Sunday, November 6, 2011

Delusions of fandeur

The term "fan" is an abbreviation, one which derives from the polysyllabic word, "fanatic."

How accurate, indeed. Fans truly are fanatics. As such, I really don't consider those who share passing fancies for particular artists or teams fans. They're fanciers.

And to insert the crazy peg into a higher notch, sports fans are people who harbor irrational, emotional, indescribable loyalty and admiration for other people and groups they usually don't, and likely will never, know. Fans project a group's successes and failures as extensions of their own lives, even though the fan influences a contest's outcome equally to a three-year-old toddler in Uzbekistan.

Sound like the behavior of a delusional miscreant? Does to me. It sounds downright nuttier than a box of ice cream drumsticks with those delicious chocolate plugs as the sugar cone's crunchy swan song.

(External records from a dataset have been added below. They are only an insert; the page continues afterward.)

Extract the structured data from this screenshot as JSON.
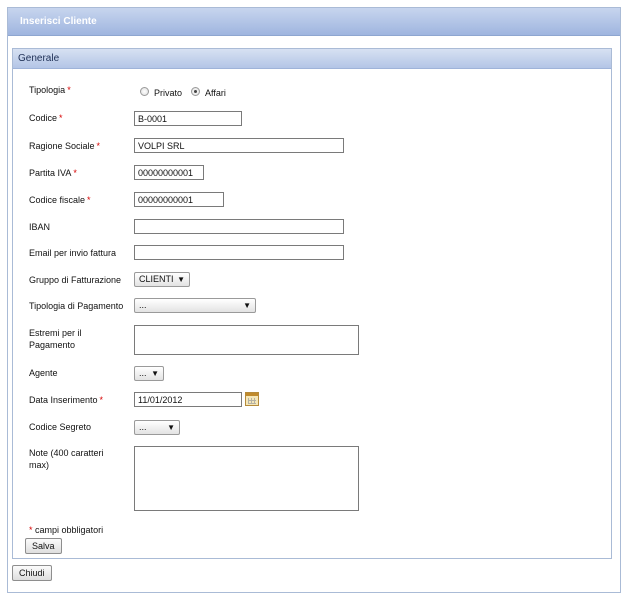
{
  "window": {
    "title": "Inserisci Cliente"
  },
  "panel": {
    "title": "Generale"
  },
  "form": {
    "tipologia": {
      "label": "Tipologia",
      "options": [
        "Privato",
        "Affari"
      ],
      "selected": "Affari"
    },
    "codice": {
      "label": "Codice",
      "value": "B-0001"
    },
    "ragione_sociale": {
      "label": "Ragione Sociale",
      "value": "VOLPI SRL"
    },
    "partita_iva": {
      "label": "Partita IVA",
      "value": "00000000001"
    },
    "codice_fiscale": {
      "label": "Codice fiscale",
      "value": "00000000001"
    },
    "iban": {
      "label": "IBAN",
      "value": ""
    },
    "email_fattura": {
      "label": "Email per invio fattura",
      "value": ""
    },
    "gruppo_fatturazione": {
      "label": "Gruppo di Fatturazione",
      "value": "CLIENTI"
    },
    "tipologia_pagamento": {
      "label": "Tipologia di Pagamento",
      "value": "..."
    },
    "estremi_pagamento": {
      "label_line1": "Estremi per il",
      "label_line2": "Pagamento",
      "value": ""
    },
    "agente": {
      "label": "Agente",
      "value": "..."
    },
    "data_inserimento": {
      "label": "Data Inserimento",
      "value": "11/01/2012"
    },
    "codice_segreto": {
      "label": "Codice Segreto",
      "value": "..."
    },
    "note": {
      "label_line1": "Note (400 caratteri",
      "label_line2": "max)",
      "value": ""
    },
    "required_marker": "*",
    "required_note": "campi obbligatori",
    "save_label": "Salva"
  },
  "close_label": "Chiudi",
  "colors": {
    "titlebar": "#9fb5df",
    "required": "#d60000"
  },
  "icons": {
    "dropdown": "chevron-down-icon",
    "calendar": "calendar-icon"
  }
}
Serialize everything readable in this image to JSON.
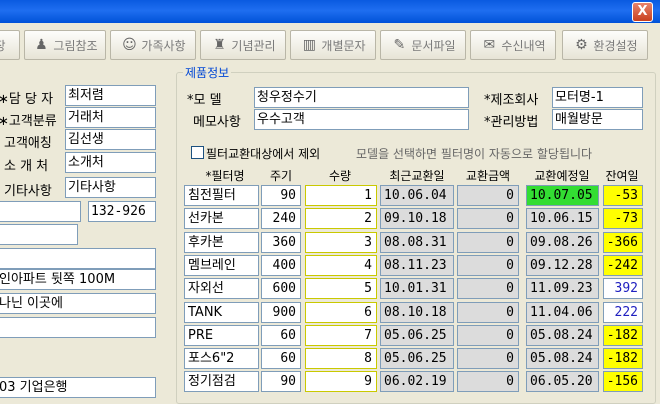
{
  "window": {
    "close_label": "X"
  },
  "toolbar": {
    "buttons": [
      {
        "label": "장",
        "icon": "partial-icon"
      },
      {
        "label": "그림참조",
        "icon": "person-pedestal-icon"
      },
      {
        "label": "가족사항",
        "icon": "family-icon"
      },
      {
        "label": "기념관리",
        "icon": "celebration-icon"
      },
      {
        "label": "개별문자",
        "icon": "mobile-phone-icon"
      },
      {
        "label": "문서파일",
        "icon": "document-icon"
      },
      {
        "label": "수신내역",
        "icon": "received-mail-icon"
      },
      {
        "label": "환경설정",
        "icon": "settings-icon"
      }
    ]
  },
  "customer": {
    "fields": [
      {
        "label": "담 당 자",
        "value": "최저렴"
      },
      {
        "label": "고객분류",
        "value": "거래처"
      },
      {
        "label": "고객애칭",
        "value": "김선생"
      },
      {
        "label": "소 개 처",
        "value": "소개처"
      },
      {
        "label": "기타사항",
        "value": "기타사항"
      }
    ],
    "postal_code": "132-926",
    "address1": "인아파트 뒷쪽 100M",
    "address2": "나닌 이곳에",
    "bank": "03 기업은행"
  },
  "product": {
    "group_title": "제품정보",
    "model_label": "*모        델",
    "model_value": "청우정수기",
    "maker_label": "*제조회사",
    "maker_value": "모터명-1",
    "memo_label": "메모사항",
    "memo_value": "우수고객",
    "mgmt_label": "*관리방법",
    "mgmt_value": "매월방문",
    "exclude_label": "필터교환대상에서 제외",
    "hint": "모델을 선택하면 필터명이 자동으로 할당됩니다"
  },
  "filter_table": {
    "headers": [
      "*필터명",
      "주기",
      "수량",
      "최근교환일",
      "교환금액",
      "교환예정일",
      "잔여일"
    ],
    "rows": [
      {
        "name": "침전필터",
        "cycle": "90",
        "qty": "1",
        "last": "10.06.04",
        "amount": "0",
        "next": "10.07.05",
        "remain": "-53"
      },
      {
        "name": "선카본",
        "cycle": "240",
        "qty": "2",
        "last": "09.10.18",
        "amount": "0",
        "next": "10.06.15",
        "remain": "-73"
      },
      {
        "name": "후카본",
        "cycle": "360",
        "qty": "3",
        "last": "08.08.31",
        "amount": "0",
        "next": "09.08.26",
        "remain": "-366"
      },
      {
        "name": "멤브레인",
        "cycle": "400",
        "qty": "4",
        "last": "08.11.23",
        "amount": "0",
        "next": "09.12.28",
        "remain": "-242"
      },
      {
        "name": "자외선",
        "cycle": "600",
        "qty": "5",
        "last": "10.01.31",
        "amount": "0",
        "next": "11.09.23",
        "remain": "392"
      },
      {
        "name": "TANK",
        "cycle": "900",
        "qty": "6",
        "last": "08.10.18",
        "amount": "0",
        "next": "11.04.06",
        "remain": "222"
      },
      {
        "name": "PRE",
        "cycle": "60",
        "qty": "7",
        "last": "05.06.25",
        "amount": "0",
        "next": "05.08.24",
        "remain": "-182"
      },
      {
        "name": "포스6\"2",
        "cycle": "60",
        "qty": "8",
        "last": "05.06.25",
        "amount": "0",
        "next": "05.08.24",
        "remain": "-182"
      },
      {
        "name": "정기점검",
        "cycle": "90",
        "qty": "9",
        "last": "06.02.19",
        "amount": "0",
        "next": "06.05.20",
        "remain": "-156"
      }
    ]
  },
  "colors": {
    "overdue_bg": "#ffff00",
    "ok_text": "#2020c0",
    "next_due_highlight": "#33dd33",
    "title_blue": "#0046d5"
  }
}
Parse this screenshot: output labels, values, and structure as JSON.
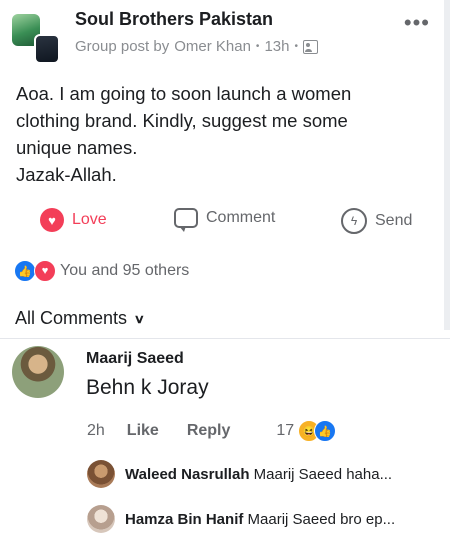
{
  "post": {
    "group_name": "Soul Brothers Pakistan",
    "meta_prefix": "Group post by",
    "author": "Omer Khan",
    "time": "13h",
    "more_icon": "more-horizontal-icon",
    "text_lines": [
      "Aoa. I am going to soon launch a women",
      "clothing brand. Kindly, suggest me some",
      "unique names.",
      "Jazak-Allah."
    ]
  },
  "actions": {
    "love_label": "Love",
    "comment_label": "Comment",
    "send_label": "Send"
  },
  "reactions": {
    "summary": "You and 95 others"
  },
  "comments": {
    "header": "All Comments",
    "main": {
      "name": "Maarij Saeed",
      "text": "Behn k Joray",
      "time": "2h",
      "like_label": "Like",
      "reply_label": "Reply",
      "reaction_count": "17"
    },
    "replies": [
      {
        "name": "Waleed Nasrullah",
        "text": "Maarij Saeed haha..."
      },
      {
        "name": "Hamza Bin Hanif",
        "text": "Maarij Saeed bro ep..."
      }
    ]
  },
  "colors": {
    "love": "#f33e58",
    "like": "#1877f2",
    "muted": "#65676b",
    "text": "#1c1e21"
  }
}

Sorry. Anyway, yes, these people are crazy...and I'm one of them.

It always begins with the color purple. Oh, no, not that movie featuring a young lazy-eyed Oprah in her acting debut, I'm talking about the actual color. Once my head pops through the neck hole of any apparel which happens to include the combination of purple and the single letter, "W," a slightly altered mindset occupies the wild-haired noggin which emerges.

At that point, I have become a University of Washington Husky fan. My team has become "we." Everyone else would be "they." If I'm walking through Target clad in the Husky splendor of a t-shirt or baseball cap, I can spot the wearer of a WSU hoodie from the far end of the lunch meat aisle. I'll assert my superiority over the Cougar merely by scooping up two packets of Buddig chipped beef to his one.

He is obviously humiliated. I then return home with two envelopes of meat and not the coconut shampoo I had been directed to purchase.

Saturday night, my fanaticism reached a fever apex when the University of Washington football squad hosted the sixth ranked Oregon Ducks, a team Washington has squared off against ninety-six times. The night's contest would be the last game held at ninety-one-year-old Husky Stadium prior to a two hundred fifty million dollar renovation which will render the site unusable until 2013.

My brother and I, Huskies both, delivered ourselves into the center of the tempest, an expansive tailgating area outside Husky Stadium, awash in a sea of purple with specks of diseased green and yellow. Of all available colors, Oregon had apparently long ago chosen hues to represent renal failure and profound sepsis.

The UW still maintains a sizable advantage in all-time wins, although they have not beaten the Ducks since 2003, an era when Nike founder and child labor superhero, Phil Knight, decided to inject Oregon's football program with so much cash, he's allowed to shower with the players.

With the Big Swoosh as the program's benefactor, the Ducks have branded themselves by never donning the same uniforms twice in a season. Their helmets alone have been painted black, yellow, grey and about seven different shades of green. And all are as attractive as what you might see produced by the morning's first nose blow.

Oh, and by the way, none of the U of O players attended high school in the state of Oregon. Hmmm.

After a highly enjoyable day of walking around campus, reminiscing and tailgating with old friends, we strolled the half mile for the main event at the stadium. The air was electric and the hot dogs were bad, and the only slight hiccup of a fantastic experience was Nike's 34-17 victory over the good guys.

That's how fans talk sometimes.

No comments :

Post a Comment